Claudio Arrau was past his prime when, in the mid-1980s, he offered these final thoughts on the late sonatas, but he was still a sovereign interpreter, with a sense of line and grasp of form few other exponents of this music have possessed in comparable degree. Where an interpreter like Pollini emphasizes the energy in Beethoven’s writing for the piano, Arrau conveys its mass, giving these sonatas a symphonic treatment.
It's not as if recordings of the 62 Piano Sonatas of Franz Josef Haydn are thick on the ground. Among the relative big names, there's Jeno Jando on Naxos and John McCabe on Decca. Among the less well-known names, there's Walid Akl on Koch Discover, Roland Batik on Camerata, Ronald Brautigam on BIS, Walter Olbertz on Berlin Classics, and Christine Schornsheim on Capriccio. And for those listeners with record players and aging memories, there's also the venerable Hungaroton cycle, the first complete recorded cycle, that coupled relatively well-known Hungarians like Zoltán Kocsis and Dezsö Ránki with nearly unknown Hungarians like János Sebestyén and the inimitable Zsuzsa Pertis.
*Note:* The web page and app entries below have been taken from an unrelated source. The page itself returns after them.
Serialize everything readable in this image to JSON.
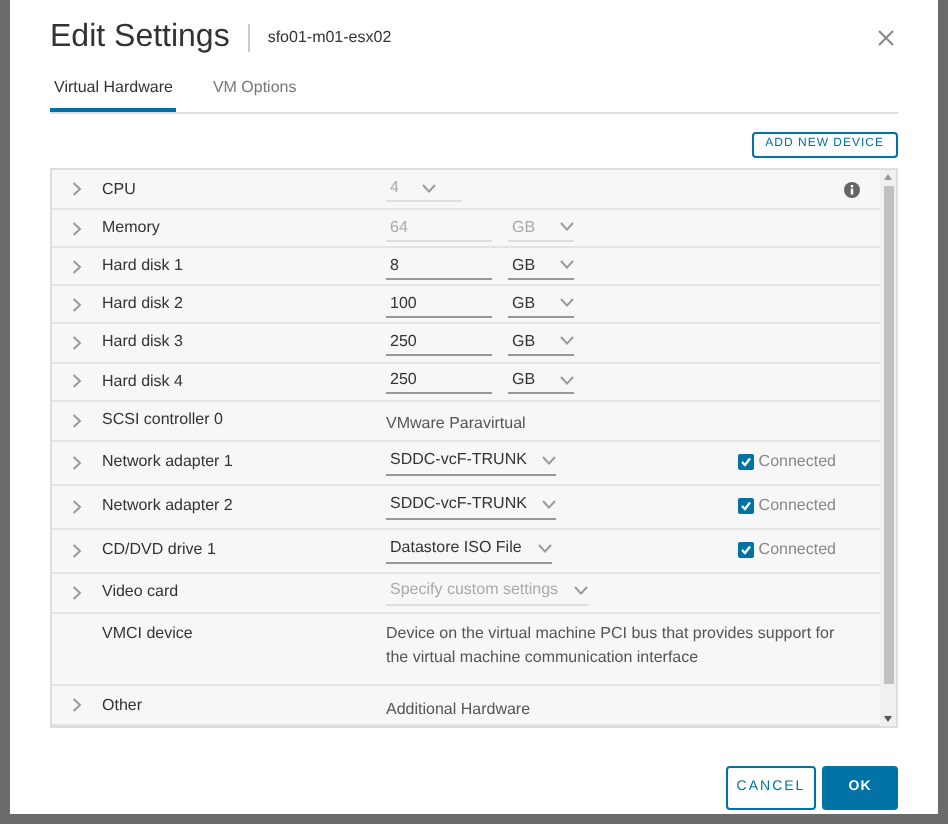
{
  "dialog": {
    "title": "Edit Settings",
    "subtitle": "sfo01-m01-esx02"
  },
  "tabs": [
    {
      "label": "Virtual Hardware",
      "selected": true
    },
    {
      "label": "VM Options",
      "selected": false
    }
  ],
  "add_button": "ADD NEW DEVICE",
  "rows": [
    {
      "kind": "number",
      "label": "CPU",
      "value": "4",
      "disabled": true,
      "info": true
    },
    {
      "kind": "number_unit",
      "label": "Memory",
      "value": "64",
      "unit": "GB",
      "disabled": true
    },
    {
      "kind": "number_unit",
      "label": "Hard disk 1",
      "value": "8",
      "unit": "GB",
      "disabled": false
    },
    {
      "kind": "number_unit",
      "label": "Hard disk 2",
      "value": "100",
      "unit": "GB",
      "disabled": false
    },
    {
      "kind": "number_unit",
      "label": "Hard disk 3",
      "value": "250",
      "unit": "GB",
      "disabled": false
    },
    {
      "kind": "number_unit",
      "label": "Hard disk 4",
      "value": "250",
      "unit": "GB",
      "disabled": false
    },
    {
      "kind": "text",
      "label": "SCSI controller 0",
      "value": "VMware Paravirtual"
    },
    {
      "kind": "select_check",
      "label": "Network adapter 1",
      "value": "SDDC-vcF-TRUNK",
      "check_label": "Connected",
      "checked": true
    },
    {
      "kind": "select_check",
      "label": "Network adapter 2",
      "value": "SDDC-vcF-TRUNK",
      "check_label": "Connected",
      "checked": true
    },
    {
      "kind": "select_check",
      "label": "CD/DVD drive 1",
      "value": "Datastore ISO File",
      "check_label": "Connected",
      "checked": true
    },
    {
      "kind": "select",
      "label": "Video card",
      "value": "Specify custom settings",
      "disabled": true
    },
    {
      "kind": "description",
      "label": "VMCI device",
      "value": "Device on the virtual machine PCI bus that provides support for the virtual machine communication interface"
    },
    {
      "kind": "text",
      "label": "Other",
      "value": "Additional Hardware"
    }
  ],
  "buttons": [
    {
      "label": "CANCEL",
      "kind": "secondary"
    },
    {
      "label": "OK",
      "kind": "primary"
    }
  ]
}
These classic performances belong in the collection of anyone who cares about Debussy's piano music. Certain creators and re-creators become synonymous. Beethoven and Schnabel, Chopin and Rubinstein at once spring to mind. Yet in the entire history of performance I doubt whether there has ever existed a more subtle or golden thread than that between Debussy and Demus. French jibes about the reduction of Debussy’s clarity to a charming but essentially decorative opalescence are little more than the bitter fruit of envy, of an exclusivity, that finds an Фгыекшфт pianist’s supreme mastery of their greatest composer’s elusive heart and idiom hard to stomach.